◆ What to do ◆
Line by line, output the entries below exactly as they appear.

◆ Entries shown ◆
++++++++++

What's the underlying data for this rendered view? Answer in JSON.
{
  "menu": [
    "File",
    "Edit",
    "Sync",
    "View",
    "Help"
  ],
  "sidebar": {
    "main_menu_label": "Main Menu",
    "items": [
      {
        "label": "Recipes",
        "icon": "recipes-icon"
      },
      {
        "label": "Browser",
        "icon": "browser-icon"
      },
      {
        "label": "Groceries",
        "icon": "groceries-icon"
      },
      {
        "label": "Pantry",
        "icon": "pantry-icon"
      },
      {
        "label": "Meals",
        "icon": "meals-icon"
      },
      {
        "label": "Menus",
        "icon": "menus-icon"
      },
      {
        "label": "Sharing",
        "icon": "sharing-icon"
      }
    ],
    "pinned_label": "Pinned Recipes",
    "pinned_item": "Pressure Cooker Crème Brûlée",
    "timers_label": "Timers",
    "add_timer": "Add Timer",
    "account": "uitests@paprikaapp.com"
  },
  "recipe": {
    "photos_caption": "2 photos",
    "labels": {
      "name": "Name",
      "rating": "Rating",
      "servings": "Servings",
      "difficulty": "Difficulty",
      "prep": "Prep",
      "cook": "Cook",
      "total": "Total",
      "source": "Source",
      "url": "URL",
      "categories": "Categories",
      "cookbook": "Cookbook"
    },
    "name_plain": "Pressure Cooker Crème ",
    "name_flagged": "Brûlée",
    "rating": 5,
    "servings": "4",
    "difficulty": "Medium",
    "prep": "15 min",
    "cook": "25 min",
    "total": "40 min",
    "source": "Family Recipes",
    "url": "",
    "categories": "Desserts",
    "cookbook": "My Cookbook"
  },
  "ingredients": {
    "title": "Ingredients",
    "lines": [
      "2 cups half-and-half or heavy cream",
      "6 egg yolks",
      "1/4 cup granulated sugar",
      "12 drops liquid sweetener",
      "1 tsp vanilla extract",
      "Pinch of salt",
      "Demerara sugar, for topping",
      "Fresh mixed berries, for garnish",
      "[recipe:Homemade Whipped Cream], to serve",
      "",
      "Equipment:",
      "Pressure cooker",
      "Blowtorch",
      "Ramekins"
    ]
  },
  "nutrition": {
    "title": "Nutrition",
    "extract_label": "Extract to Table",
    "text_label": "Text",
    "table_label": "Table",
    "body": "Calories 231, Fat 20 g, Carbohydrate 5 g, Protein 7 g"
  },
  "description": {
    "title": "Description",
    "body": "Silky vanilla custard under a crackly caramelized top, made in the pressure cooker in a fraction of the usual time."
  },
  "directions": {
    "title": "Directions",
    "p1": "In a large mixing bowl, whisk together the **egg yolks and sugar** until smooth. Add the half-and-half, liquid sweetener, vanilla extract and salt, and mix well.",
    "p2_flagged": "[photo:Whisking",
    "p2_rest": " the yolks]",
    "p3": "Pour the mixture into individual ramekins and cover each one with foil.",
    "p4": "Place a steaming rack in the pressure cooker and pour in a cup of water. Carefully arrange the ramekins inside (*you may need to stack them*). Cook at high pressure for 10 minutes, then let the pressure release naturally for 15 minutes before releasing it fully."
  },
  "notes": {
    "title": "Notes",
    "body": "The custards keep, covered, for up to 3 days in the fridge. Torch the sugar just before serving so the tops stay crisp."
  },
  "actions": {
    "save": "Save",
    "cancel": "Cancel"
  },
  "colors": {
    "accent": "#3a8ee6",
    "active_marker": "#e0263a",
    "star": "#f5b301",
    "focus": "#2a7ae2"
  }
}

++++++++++

◆ Answer below ◆
What's the underlying data for this rendered view? Answer in JSON.
{
  "menu": [
    "File",
    "Edit",
    "Sync",
    "View",
    "Help"
  ],
  "sidebar": {
    "main_menu_label": "Main Menu",
    "items": [
      {
        "label": "Recipes",
        "icon": "recipes-icon"
      },
      {
        "label": "Browser",
        "icon": "browser-icon"
      },
      {
        "label": "Groceries",
        "icon": "groceries-icon"
      },
      {
        "label": "Pantry",
        "icon": "pantry-icon"
      },
      {
        "label": "Meals",
        "icon": "meals-icon"
      },
      {
        "label": "Menus",
        "icon": "menus-icon"
      },
      {
        "label": "Sharing",
        "icon": "sharing-icon"
      }
    ],
    "pinned_label": "Pinned Recipes",
    "pinned_item": "Pressure Cooker Crème Brûlée",
    "timers_label": "Timers",
    "add_timer": "Add Timer",
    "account": "uitests@paprikaapp.com"
  },
  "recipe": {
    "photos_caption": "2 photos",
    "labels": {
      "name": "Name",
      "rating": "Rating",
      "servings": "Servings",
      "difficulty": "Difficulty",
      "prep": "Prep",
      "cook": "Cook",
      "total": "Total",
      "source": "Source",
      "url": "URL",
      "categories": "Categories",
      "cookbook": "Cookbook"
    },
    "name_plain": "Pressure Cooker Crème ",
    "name_flagged": "Brûlée",
    "rating": 5,
    "servings": "4",
    "difficulty": "Medium",
    "prep": "15 min",
    "cook": "25 min",
    "total": "40 min",
    "source": "Family Recipes",
    "url": "",
    "categories": "Desserts",
    "cookbook": "My Cookbook"
  },
  "ingredients": {
    "title": "Ingredients",
    "lines": [
      "2 cups half-and-half or heavy cream",
      "6 egg yolks",
      "1/4 cup granulated sugar",
      "12 drops liquid sweetener",
      "1 tsp vanilla extract",
      "Pinch of salt",
      "Demerara sugar, for topping",
      "Fresh mixed berries, for garnish",
      "[recipe:Homemade Whipped Cream], to serve",
      "",
      "Equipment:",
      "Pressure cooker",
      "Blowtorch",
      "Ramekins"
    ]
  },
  "nutrition": {
    "title": "Nutrition",
    "extract_label": "Extract to Table",
    "text_label": "Text",
    "table_label": "Table",
    "body": "Calories 231, Fat 20 g, Carbohydrate 5 g, Protein 7 g"
  },
  "description": {
    "title": "Description",
    "body": "Silky vanilla custard under a crackly caramelized top, made in the pressure cooker in a fraction of the usual time."
  },
  "directions": {
    "title": "Directions",
    "p1": "In a large mixing bowl, whisk together the **egg yolks and sugar** until smooth. Add the half-and-half, liquid sweetener, vanilla extract and salt, and mix well.",
    "p2_flagged": "[photo:Whisking",
    "p2_rest": " the yolks]",
    "p3": "Pour the mixture into individual ramekins and cover each one with foil.",
    "p4": "Place a steaming rack in the pressure cooker and pour in a cup of water. Carefully arrange the ramekins inside (*you may need to stack them*). Cook at high pressure for 10 minutes, then let the pressure release naturally for 15 minutes before releasing it fully."
  },
  "notes": {
    "title": "Notes",
    "body": "The custards keep, covered, for up to 3 days in the fridge. Torch the sugar just before serving so the tops stay crisp."
  },
  "actions": {
    "save": "Save",
    "cancel": "Cancel"
  },
  "colors": {
    "accent": "#3a8ee6",
    "active_marker": "#e0263a",
    "star": "#f5b301",
    "focus": "#2a7ae2"
  }
}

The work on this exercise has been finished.